1. Thursday, October 9, 2003

    the mighty rick bruner 

    left a lengthy comment on the post regarding my imminent sellout.

    as he is the welcomed guest, his comments will be normal, while mine will be in italics.

    Tony,

    One point you may have overlooked in my quote from that article is the following: “[I]t comes down to ‘versioning’ the content. A walled-garden approach to charging for all your content would be a disaster for all but a rare few kind of online publisher (e.g., porn sites or wsj.com). But many sites should be able to find some versions of their content people will be willing to pay for.”

    That is, I’m not suggesting you charge an entry fee for the main blog itself, but rather, charge people 50 cents to view your famous photo commentaries, or let them have unlimited access to them for a year for $5.

    i can understand this way of thought, but my site and my blog will always remain free. i’ll make my millions somewhere else.
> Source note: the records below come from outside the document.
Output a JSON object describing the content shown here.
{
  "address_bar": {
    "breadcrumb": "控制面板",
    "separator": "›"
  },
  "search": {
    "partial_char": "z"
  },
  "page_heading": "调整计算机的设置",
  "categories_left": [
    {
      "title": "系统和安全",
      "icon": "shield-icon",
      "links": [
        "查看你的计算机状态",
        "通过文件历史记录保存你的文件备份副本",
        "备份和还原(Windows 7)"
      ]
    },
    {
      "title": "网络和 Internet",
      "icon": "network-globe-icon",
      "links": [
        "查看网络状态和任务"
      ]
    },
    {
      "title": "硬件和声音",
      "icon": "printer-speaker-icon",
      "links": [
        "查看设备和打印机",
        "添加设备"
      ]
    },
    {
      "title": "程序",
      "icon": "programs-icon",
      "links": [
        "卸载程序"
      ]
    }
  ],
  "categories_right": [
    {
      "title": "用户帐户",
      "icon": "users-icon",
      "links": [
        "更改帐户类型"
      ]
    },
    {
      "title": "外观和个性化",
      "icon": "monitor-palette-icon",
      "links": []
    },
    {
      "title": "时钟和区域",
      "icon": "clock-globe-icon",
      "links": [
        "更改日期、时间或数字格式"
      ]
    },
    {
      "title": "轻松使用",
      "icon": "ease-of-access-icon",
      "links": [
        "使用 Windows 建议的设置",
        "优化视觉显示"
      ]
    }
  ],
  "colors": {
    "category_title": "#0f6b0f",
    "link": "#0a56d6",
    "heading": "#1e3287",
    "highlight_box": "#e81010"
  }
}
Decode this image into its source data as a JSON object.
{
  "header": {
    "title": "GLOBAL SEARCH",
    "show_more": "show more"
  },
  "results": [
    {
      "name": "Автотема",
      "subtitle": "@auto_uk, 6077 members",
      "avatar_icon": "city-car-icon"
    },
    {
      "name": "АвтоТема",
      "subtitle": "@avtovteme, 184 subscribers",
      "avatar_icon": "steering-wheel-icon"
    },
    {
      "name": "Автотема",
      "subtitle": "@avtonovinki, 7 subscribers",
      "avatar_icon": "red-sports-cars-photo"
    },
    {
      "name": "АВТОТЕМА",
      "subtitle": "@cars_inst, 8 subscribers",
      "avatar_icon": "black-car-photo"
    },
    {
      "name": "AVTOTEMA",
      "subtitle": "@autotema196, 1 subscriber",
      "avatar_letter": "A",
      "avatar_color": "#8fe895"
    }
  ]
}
    You could, of course, let them see the first five pictures in the series for free and have to pay for the whole thing, and maybe even let one in five of the photo spreads remain freely available. But why shouldn’t you charge for those? The main blog would still be free, so it’s not like you’re cheating readers out of everything.

    a few problems about charging for the photo essays, besides the hippie moral ones for me. biggest one is a lot of the best photo essays – the ones people would pay for – are created using photos that i didnt take. last thing i would want to do is profit from someone else’s art.

    if i did compile a few photo essays using original pictures, i wouldnt want to run into a problem with having to pay my models. and let me tell you, karisa has a hard ass agent.

    But aren’t your photo spreads — truly unique content in the blog world — worth 50 cents per viewing? For anyone who’s seen them in the past, absolutely they are. They obviously take you hours to prepare and are wonderfully creative, so why shouldn’t you be compensated for them?

    they do take a long time. usually an entire day or two. i would love to charge 50 cents per viewing. especially for the ones like the Anna Penthouse one where 4 million people showed up. only problem is i dont know of any way to charge 50 cents through paypal and not have them charge me a buck per transaction.

    As for your comment, “…there are companies and advertisers who are more than willing to align themselves to personalities, writers, and now bloggers,” I’d venture that you are not an expert in the online ad sector. I challenge you to name one advertiser lining up to sponsor bloggers.

    i am no expert in anything, really. but just because it hasnt happened yet, doesnt mean that it wont happen soon. there was a time when no one ever considered to pay nba players millions to wear their shoes, or sponsor devil worshipping rock bands to go on tour. i wouldnt consider it outrageous for computer companies, sugar water giants, and software manufacturers to find ways to influence big time bloggers into talking about their products and keeping them loyal.

    And the idea that Nike would pay you $2 million is especially absurd, particularly when you’re saying nasty things about them.

    fuck nike.

    and their sweatshops.

    my price now to sell out to them is $3 million.

    There are two key problems to going down the ad route for bloggers: 1) You actually have to work like hell to sell the ads (ask Rafat Ali, who spends all day doing so). Talk about distasteful work for most bloggers. Even then it’s hard as hell, as the number of page impressions most bloggers generate aren’t enough to make the average big advertiser look twice. 2) You have to either corrupt your morals and stop saying nasty things about your advertisers like Nike, or quickly lose their contracts in exchange for your freedom (again, ask Rafat, who’s lost three advertisers because of his independent-mindedness).

    fuck nike.

    As for hoping to get hired to write a blog for someone, I would think any publisher would be only too lucky to get you, but I would also venture that it would be a loss for BusBlog readers, as I suspect you’d find it very difficult to blog substantially in two places at once. Talk to Elizabeth Spiers about that one.

    i agree. they would be lucky. as for difficulty blogging for two different things, what you see here on the busblog is done during my two 15-minute breaks and a quickie little entry before i go to sleep. not only would the blog i write professionally be way better than this one, but the happiness that i would have with a job where i could be creative would make the busblog an even happier place.

    Frankly, I think charging espeically loyal readers for premium content would be the best way to assure both your independence and your ongoing commitment to this blog. The attitude among many bloggers that “information wants to be free” harkens back to the early days of the dot-com bubble, and we all know how that ended up.

    wanting things to be free goes back further than that. and further than the 60s. there were a lot of great things about the dot com beginnings and idealism was one of them. trying new things is another. neither of those was the cause for the crash. but i hear what youre saying. still, the busblog will be free, especially to my loyal readers.

    Finally, as for a micropayment system, it already exists.

    then hook me up and claim your percentage.

    bruner blog + inluminent + viral planet